* [TASK DESCRIPTION]: What you produce should match the records exactly, line for line.

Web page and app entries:
+---+

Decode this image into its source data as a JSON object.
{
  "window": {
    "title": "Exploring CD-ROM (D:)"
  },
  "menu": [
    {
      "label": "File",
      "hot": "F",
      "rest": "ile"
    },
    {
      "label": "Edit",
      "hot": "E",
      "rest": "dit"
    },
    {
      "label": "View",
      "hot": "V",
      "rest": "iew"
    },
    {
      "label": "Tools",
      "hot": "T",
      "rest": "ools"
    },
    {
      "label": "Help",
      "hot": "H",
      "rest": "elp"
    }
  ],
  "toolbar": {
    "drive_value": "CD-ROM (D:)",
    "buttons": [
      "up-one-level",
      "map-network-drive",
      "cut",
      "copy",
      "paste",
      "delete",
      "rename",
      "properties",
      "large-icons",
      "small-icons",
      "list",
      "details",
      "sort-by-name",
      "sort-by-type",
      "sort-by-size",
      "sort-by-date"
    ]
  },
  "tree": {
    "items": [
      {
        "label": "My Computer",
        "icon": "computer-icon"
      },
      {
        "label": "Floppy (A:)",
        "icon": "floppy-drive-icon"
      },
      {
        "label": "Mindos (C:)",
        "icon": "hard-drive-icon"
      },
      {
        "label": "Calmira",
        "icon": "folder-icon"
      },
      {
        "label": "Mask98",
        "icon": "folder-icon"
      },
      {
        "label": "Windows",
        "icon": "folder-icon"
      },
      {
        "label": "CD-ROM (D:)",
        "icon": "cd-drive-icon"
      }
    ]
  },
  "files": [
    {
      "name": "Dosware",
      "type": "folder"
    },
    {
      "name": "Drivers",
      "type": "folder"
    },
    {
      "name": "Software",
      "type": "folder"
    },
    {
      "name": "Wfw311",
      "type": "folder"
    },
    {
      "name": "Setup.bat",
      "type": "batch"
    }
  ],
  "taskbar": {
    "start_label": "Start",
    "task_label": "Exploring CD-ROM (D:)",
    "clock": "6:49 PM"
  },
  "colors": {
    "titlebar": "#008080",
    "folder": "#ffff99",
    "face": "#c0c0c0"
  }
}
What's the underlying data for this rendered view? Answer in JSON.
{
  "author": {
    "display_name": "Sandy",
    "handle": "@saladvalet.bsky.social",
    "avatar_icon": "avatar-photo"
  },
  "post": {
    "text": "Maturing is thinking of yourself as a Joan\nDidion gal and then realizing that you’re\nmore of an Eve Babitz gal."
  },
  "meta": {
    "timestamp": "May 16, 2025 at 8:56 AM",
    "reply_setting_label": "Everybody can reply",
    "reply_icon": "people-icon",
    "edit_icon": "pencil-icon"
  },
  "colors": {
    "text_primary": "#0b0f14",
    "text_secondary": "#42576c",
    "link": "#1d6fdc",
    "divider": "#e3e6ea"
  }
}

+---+

* [RESULT BELOW]:
Decode this image into its source data as a JSON object.
{
  "window": {
    "title": "Exploring CD-ROM (D:)"
  },
  "menu": [
    {
      "label": "File",
      "hot": "F",
      "rest": "ile"
    },
    {
      "label": "Edit",
      "hot": "E",
      "rest": "dit"
    },
    {
      "label": "View",
      "hot": "V",
      "rest": "iew"
    },
    {
      "label": "Tools",
      "hot": "T",
      "rest": "ools"
    },
    {
      "label": "Help",
      "hot": "H",
      "rest": "elp"
    }
  ],
  "toolbar": {
    "drive_value": "CD-ROM (D:)",
    "buttons": [
      "up-one-level",
      "map-network-drive",
      "cut",
      "copy",
      "paste",
      "delete",
      "rename",
      "properties",
      "large-icons",
      "small-icons",
      "list",
      "details",
      "sort-by-name",
      "sort-by-type",
      "sort-by-size",
      "sort-by-date"
    ]
  },
  "tree": {
    "items": [
      {
        "label": "My Computer",
        "icon": "computer-icon"
      },
      {
        "label": "Floppy (A:)",
        "icon": "floppy-drive-icon"
      },
      {
        "label": "Mindos (C:)",
        "icon": "hard-drive-icon"
      },
      {
        "label": "Calmira",
        "icon": "folder-icon"
      },
      {
        "label": "Mask98",
        "icon": "folder-icon"
      },
      {
        "label": "Windows",
        "icon": "folder-icon"
      },
      {
        "label": "CD-ROM (D:)",
        "icon": "cd-drive-icon"
      }
    ]
  },
  "files": [
    {
      "name": "Dosware",
      "type": "folder"
    },
    {
      "name": "Drivers",
      "type": "folder"
    },
    {
      "name": "Software",
      "type": "folder"
    },
    {
      "name": "Wfw311",
      "type": "folder"
    },
    {
      "name": "Setup.bat",
      "type": "batch"
    }
  ],
  "taskbar": {
    "start_label": "Start",
    "task_label": "Exploring CD-ROM (D:)",
    "clock": "6:49 PM"
  },
  "colors": {
    "titlebar": "#008080",
    "folder": "#ffff99",
    "face": "#c0c0c0"
  }
}
What's the underlying data for this rendered view? Answer in JSON.
{
  "author": {
    "display_name": "Sandy",
    "handle": "@saladvalet.bsky.social",
    "avatar_icon": "avatar-photo"
  },
  "post": {
    "text": "Maturing is thinking of yourself as a Joan\nDidion gal and then realizing that you’re\nmore of an Eve Babitz gal."
  },
  "meta": {
    "timestamp": "May 16, 2025 at 8:56 AM",
    "reply_setting_label": "Everybody can reply",
    "reply_icon": "people-icon",
    "edit_icon": "pencil-icon"
  },
  "colors": {
    "text_primary": "#0b0f14",
    "text_secondary": "#42576c",
    "link": "#1d6fdc",
    "divider": "#e3e6ea"
  }
}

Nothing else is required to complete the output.